Beards were in abundance for the Flamin’ Groovies’ return to the LA stage at the Bootleg Theater last weekend, supported by proto-punk idols the Zeros. In terms of age gap, it was as big as they get. About half the audience can’t have been born when this band went kaput around 1980, whle much of the other half looked like they might have been the band members’ parents. But if the Groovies find themselves a little bit out of their time, it’s only natural. They were a little too sixties-garage for mass appeal in the early seventies, when they were making their most memorable records. But what comes across on stage today is timeless, essential rock and roll music. They are the ultimate bar band, and having them in a bar, in our town, is a reason to be happy.

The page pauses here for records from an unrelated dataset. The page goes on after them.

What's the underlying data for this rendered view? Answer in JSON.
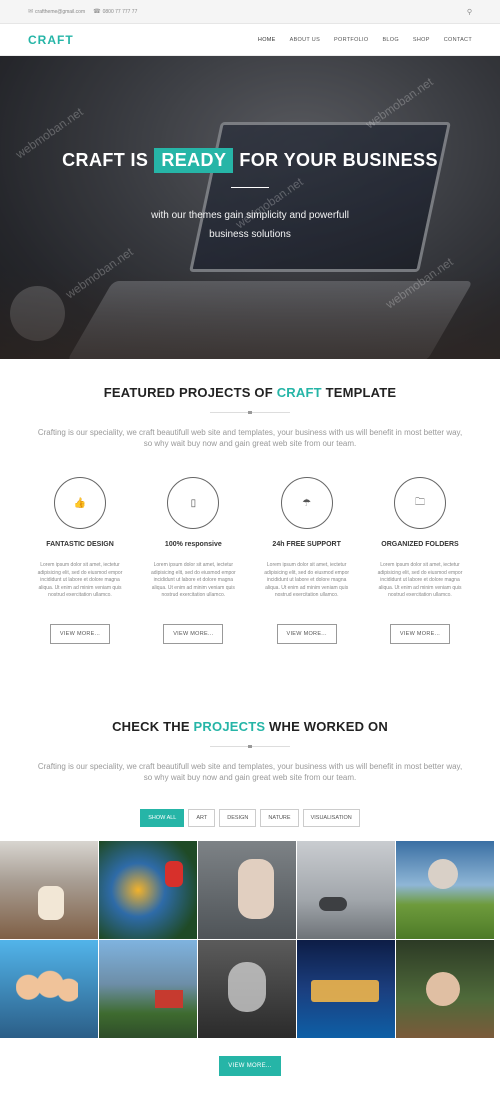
{
  "topbar": {
    "email": "craftheme@gmail.com",
    "phone": "0800 77 777 77",
    "email_icon": "mail-icon",
    "phone_icon": "phone-icon",
    "search_icon": "search-icon"
  },
  "nav": {
    "logo": "CRAFT",
    "items": [
      "HOME",
      "ABOUT US",
      "PORTFOLIO",
      "BLOG",
      "SHOP",
      "CONTACT"
    ]
  },
  "hero": {
    "title_before": "CRAFT IS",
    "title_highlight": "READY",
    "title_after": "FOR YOUR BUSINESS",
    "subtitle_line1": "with our themes gain simplicity and powerfull",
    "subtitle_line2": "business solutions",
    "watermark": "webmoban.net"
  },
  "featured": {
    "title_before": "FEATURED PROJECTS OF",
    "title_accent": "CRAFT",
    "title_after": "TEMPLATE",
    "description": "Crafting is our speciality, we craft beautifull web site and templates, your business with us will benefit in most better way, so why wait buy now and gain great web site from our team.",
    "items": [
      {
        "icon": "thumbs-up-icon",
        "title": "FANTASTIC DESIGN",
        "text": "Lorem ipsum dolor sit amet, iectetur adipisicing elit, sed do eiusmod empor incididunt ut labore et dolore magna aliqua. Ut enim ad minim veniam quis nostrud exercitation ullamco.",
        "button": "VIEW MORE..."
      },
      {
        "icon": "tablet-icon",
        "title": "100% responsive",
        "text": "Lorem ipsum dolor sit amet, iectetur adipisicing elit, sed do eiusmod empor incididunt ut labore et dolore magna aliqua. Ut enim ad minim veniam quis nostrud exercitation ullamco.",
        "button": "VIEW MORE..."
      },
      {
        "icon": "umbrella-icon",
        "title": "24h FREE SUPPORT",
        "text": "Lorem ipsum dolor sit amet, iectetur adipisicing elit, sed do eiusmod empor incididunt ut labore et dolore magna aliqua. Ut enim ad minim veniam quis nostrud exercitation ullamco.",
        "button": "VIEW MORE..."
      },
      {
        "icon": "folder-icon",
        "title": "ORGANIZED FOLDERS",
        "text": "Lorem ipsum dolor sit amet, iectetur adipisicing elit, sed do eiusmod empor incididunt ut labore et dolore magna aliqua. Ut enim ad minim veniam quis nostrud exercitation ullamco.",
        "button": "VIEW MORE..."
      }
    ]
  },
  "projects": {
    "title_before": "CHECK THE",
    "title_accent": "PROJECTS",
    "title_after": "WHE WORKED ON",
    "description": "Crafting is our speciality, we craft beautifull web site and templates, your business with us will benefit in most better way, so why wait buy now and gain great web site from our team.",
    "filters": [
      "SHOW ALL",
      "ART",
      "DESIGN",
      "NATURE",
      "VISUALISATION"
    ],
    "active_filter": "SHOW ALL",
    "view_more": "VIEW MORE..."
  },
  "colors": {
    "accent": "#26b5a7"
  }
}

In their Ultimate Bar Band-Ness, they sometimes resemble NRBQ, and oddly enough, just as they were announcing that they were doing an NRBQ song, it occurred to me that I really wanted to hear the Flamin’ Groovies play “I Want You Bad”… and then they did! It was awesome.

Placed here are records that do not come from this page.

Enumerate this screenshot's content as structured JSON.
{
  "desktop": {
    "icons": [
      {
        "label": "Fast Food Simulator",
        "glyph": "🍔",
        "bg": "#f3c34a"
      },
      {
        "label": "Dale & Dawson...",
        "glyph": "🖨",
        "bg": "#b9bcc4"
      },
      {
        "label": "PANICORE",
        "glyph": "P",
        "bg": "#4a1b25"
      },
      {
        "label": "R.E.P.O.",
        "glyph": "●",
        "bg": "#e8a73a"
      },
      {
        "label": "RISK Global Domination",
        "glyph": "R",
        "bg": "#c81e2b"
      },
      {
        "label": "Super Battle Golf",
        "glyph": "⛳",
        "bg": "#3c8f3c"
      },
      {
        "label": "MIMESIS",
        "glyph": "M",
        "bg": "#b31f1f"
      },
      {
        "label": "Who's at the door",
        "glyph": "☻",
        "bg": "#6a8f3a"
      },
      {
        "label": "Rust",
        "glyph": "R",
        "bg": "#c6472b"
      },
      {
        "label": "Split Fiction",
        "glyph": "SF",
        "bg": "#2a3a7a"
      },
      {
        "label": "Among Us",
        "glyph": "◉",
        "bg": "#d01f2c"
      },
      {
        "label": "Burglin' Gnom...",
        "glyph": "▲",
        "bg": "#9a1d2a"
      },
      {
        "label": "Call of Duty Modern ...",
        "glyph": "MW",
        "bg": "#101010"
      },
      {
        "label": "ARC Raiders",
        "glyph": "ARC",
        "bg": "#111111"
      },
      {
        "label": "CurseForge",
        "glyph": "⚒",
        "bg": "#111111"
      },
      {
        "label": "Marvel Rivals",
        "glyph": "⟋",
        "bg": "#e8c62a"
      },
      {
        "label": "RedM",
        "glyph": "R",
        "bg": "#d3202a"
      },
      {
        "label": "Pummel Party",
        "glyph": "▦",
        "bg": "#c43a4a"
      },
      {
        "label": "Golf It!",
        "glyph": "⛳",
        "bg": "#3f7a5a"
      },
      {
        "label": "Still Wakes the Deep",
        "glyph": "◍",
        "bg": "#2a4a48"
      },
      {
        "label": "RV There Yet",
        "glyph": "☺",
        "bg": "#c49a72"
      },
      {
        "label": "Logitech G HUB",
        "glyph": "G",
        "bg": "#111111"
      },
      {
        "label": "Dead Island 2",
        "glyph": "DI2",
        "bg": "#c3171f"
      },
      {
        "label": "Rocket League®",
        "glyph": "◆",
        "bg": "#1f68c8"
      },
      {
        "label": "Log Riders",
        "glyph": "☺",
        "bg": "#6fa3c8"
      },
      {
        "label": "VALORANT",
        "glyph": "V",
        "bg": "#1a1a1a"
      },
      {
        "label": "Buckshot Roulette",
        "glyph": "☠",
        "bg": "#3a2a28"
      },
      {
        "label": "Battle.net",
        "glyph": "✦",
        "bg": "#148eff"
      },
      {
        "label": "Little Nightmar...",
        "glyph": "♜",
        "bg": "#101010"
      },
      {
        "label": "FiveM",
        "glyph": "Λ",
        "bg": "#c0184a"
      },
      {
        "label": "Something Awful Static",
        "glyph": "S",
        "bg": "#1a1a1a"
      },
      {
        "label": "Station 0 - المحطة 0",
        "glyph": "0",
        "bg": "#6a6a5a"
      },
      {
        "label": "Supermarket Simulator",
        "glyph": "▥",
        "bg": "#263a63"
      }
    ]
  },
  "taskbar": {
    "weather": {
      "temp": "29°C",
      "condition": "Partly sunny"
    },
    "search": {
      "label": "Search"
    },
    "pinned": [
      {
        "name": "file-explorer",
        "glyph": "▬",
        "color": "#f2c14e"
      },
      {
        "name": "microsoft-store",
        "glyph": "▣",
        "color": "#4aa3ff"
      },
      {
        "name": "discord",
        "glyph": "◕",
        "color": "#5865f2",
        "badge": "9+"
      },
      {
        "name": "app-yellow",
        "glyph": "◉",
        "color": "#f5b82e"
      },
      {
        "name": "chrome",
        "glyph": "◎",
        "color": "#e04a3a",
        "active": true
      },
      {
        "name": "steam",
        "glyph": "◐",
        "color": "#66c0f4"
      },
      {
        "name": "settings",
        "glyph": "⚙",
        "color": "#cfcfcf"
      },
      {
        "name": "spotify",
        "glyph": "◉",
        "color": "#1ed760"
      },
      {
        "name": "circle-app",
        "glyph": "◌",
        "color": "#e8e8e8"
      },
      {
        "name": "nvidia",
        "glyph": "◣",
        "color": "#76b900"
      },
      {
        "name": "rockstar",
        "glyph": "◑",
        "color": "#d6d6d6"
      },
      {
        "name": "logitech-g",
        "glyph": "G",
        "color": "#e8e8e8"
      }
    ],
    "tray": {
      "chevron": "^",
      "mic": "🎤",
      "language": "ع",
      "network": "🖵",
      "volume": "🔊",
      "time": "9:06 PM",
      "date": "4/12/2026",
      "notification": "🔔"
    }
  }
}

In true bar-band tradition, they peppered the set with covers, including the Byrds’ “Feel A Whole Lot Better”, and two Stones numbers, dedicated to “one of our main influences…Mr. Brian Jones!” But no surprise, it was the Groovies own big moments – “Slow Death”, “Shake Some Action” and the show-closing “Teenage Head” – that got heads pounding. One new number was played during the encore, and turned out to be an unexpected highlight of the show, which bodes well for their planned LP next year. Another good sign. the visceral interplay between guitarists Cyril Jordan and Chris Wilson is still there. As far as old-band reunions go, this was in the top tier, one of the ones that I’m happy to have seen.
Full review & photo gallery after the jump.

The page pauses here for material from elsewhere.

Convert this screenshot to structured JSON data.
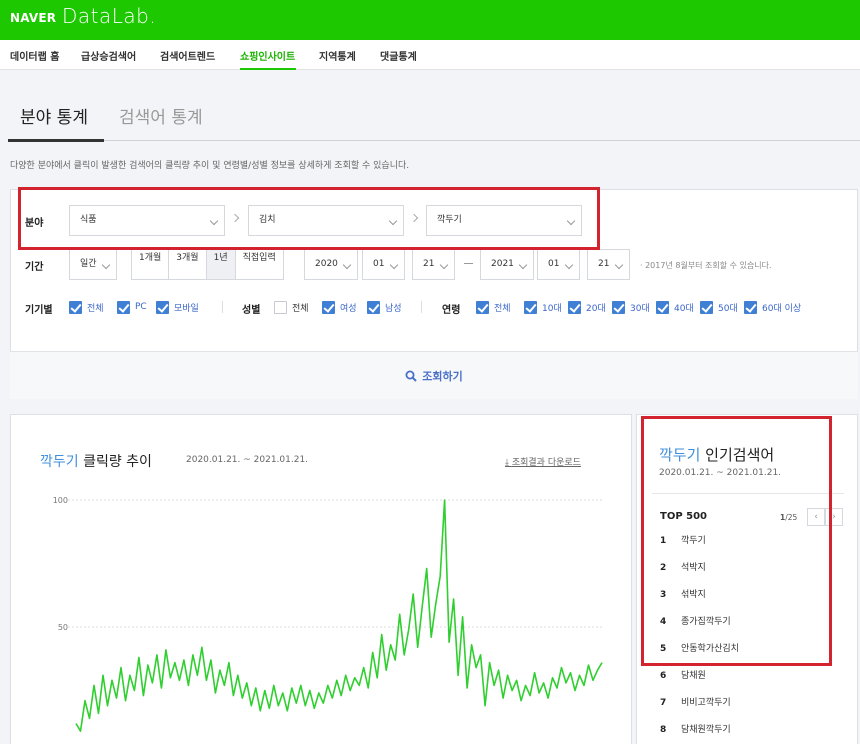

The Zeros were missing their founding singer/ guitarist Robert Lopez; the audience chuckled when guitarist Javier Escovedo muttered that Lopez “went off and joined a Little Richard cover band”, but it turns out, that’s actually true. Even without him, they sallied forth as a three-piece and pulled off a killer set, all the tracks from their incredible early singles, tapping the source to produce some of the best teenage-angst music ever heard. They were punk before punk, organic garage music from that moment right before anyone realized there was anyone else out there, outside the garage. For half an hour, they took us back to that time, when it was all about Chuck Berry riffs set to amphetamine beats.